I suspect that email encourages people to act insane.
Right this minute, you can create an email of unlimited length covering topics of unlimited scope and then send it to unlimited numbers of people — whom you may or may not even know — all at absolutely no cost to you. There is also no prohibition or boundary of any kind on how you phrase that email. There’s no formal penalty or even feedback for when you’re using email inappropriately (e.g. the dirty look that you’d get if you said something this weird to someone’s face). Plus, of course, YOU get to decide (at least in your own head) exactly how quickly all those people should be getting back to you about whatever it is you emailed them about. And you can do this pretty much any time you want and as many times a day as it suits you. No Limits.
As I say, there must be something about email’s unusual combination of intimacy and distance that can get people very emotionally engaged in hammering out demands in an email message. And not just flames — I’m talking about people whose de facto style is borne out of an uninhibited conduit between thoughts, emotions, or desires and the email medium that helps them convert that into some kind of request.

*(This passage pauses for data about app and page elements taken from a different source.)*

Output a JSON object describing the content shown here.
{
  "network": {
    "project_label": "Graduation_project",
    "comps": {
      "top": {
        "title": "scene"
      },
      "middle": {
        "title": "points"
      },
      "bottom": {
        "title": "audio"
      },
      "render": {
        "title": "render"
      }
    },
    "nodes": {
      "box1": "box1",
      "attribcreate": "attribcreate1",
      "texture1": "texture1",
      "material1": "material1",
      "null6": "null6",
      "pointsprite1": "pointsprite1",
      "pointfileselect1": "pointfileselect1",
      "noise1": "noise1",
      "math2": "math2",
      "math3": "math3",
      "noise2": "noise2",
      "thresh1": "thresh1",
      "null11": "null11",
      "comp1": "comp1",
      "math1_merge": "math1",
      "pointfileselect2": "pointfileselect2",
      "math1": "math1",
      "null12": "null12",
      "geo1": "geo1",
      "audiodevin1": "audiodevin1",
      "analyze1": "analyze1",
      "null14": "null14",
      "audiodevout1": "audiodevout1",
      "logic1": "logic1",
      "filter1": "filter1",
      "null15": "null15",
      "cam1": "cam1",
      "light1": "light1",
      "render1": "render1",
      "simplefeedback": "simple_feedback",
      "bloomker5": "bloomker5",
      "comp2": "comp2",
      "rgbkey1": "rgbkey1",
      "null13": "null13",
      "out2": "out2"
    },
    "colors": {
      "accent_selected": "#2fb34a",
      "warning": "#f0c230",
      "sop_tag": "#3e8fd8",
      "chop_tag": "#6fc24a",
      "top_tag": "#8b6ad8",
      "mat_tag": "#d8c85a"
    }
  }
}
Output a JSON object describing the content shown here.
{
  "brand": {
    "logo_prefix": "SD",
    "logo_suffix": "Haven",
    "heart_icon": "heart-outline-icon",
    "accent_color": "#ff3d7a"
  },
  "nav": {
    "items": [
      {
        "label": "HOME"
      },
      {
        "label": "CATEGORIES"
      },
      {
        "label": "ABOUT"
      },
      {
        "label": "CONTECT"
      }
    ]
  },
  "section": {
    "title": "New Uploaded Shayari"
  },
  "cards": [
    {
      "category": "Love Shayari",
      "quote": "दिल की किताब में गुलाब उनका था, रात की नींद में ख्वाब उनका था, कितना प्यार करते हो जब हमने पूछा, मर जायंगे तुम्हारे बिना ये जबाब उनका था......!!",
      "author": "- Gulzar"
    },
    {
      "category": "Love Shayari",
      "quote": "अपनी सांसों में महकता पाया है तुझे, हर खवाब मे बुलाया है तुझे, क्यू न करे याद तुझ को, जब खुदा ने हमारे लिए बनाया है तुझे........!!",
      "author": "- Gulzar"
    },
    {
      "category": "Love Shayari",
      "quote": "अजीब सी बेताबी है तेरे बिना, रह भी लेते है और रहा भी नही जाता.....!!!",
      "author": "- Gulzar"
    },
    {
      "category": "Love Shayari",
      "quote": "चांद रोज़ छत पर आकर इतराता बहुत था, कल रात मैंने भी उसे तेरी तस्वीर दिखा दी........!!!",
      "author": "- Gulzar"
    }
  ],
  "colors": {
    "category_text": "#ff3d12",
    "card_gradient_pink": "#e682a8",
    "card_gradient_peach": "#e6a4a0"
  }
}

Email culture and etiquette — if there is such a thing — occurs when people have a sense of how their behavior will be seen and evaluated by anyone who is not themselves. The reason most of us wear pants to the grocery store is the same reason that some people think very hard about every word that goes into their email messages and what it will mean when people read them. They understand that the message should be more about the recipient than themselves. And the Great Ones will take the time to get the tone right too — to phrase things so that misunderstandings and unintentional emotional provocations don’t occur.
Here's the kicker (for which I'm finding application both within and beyond the confines of email):
Any system without scarcity or limitation will eventually suffer at the hands of people who aren’t overtly aware of boundaries — or who actively choose to break those boundaries because they can. Limitations in a communication medium not only make you think a little harder about what you have to say, they also encourage you to focus on what you and your recipient really need out of the exchange.
And for bonus points, a couple of comments to the post to which I found myself nodding vigorously: email insanity in church settings and the very depth of thoughtless unprofessionalism: too lazy to even use capital letters. It's good to know I'm not alone in thinking this is crazy and unnecessary.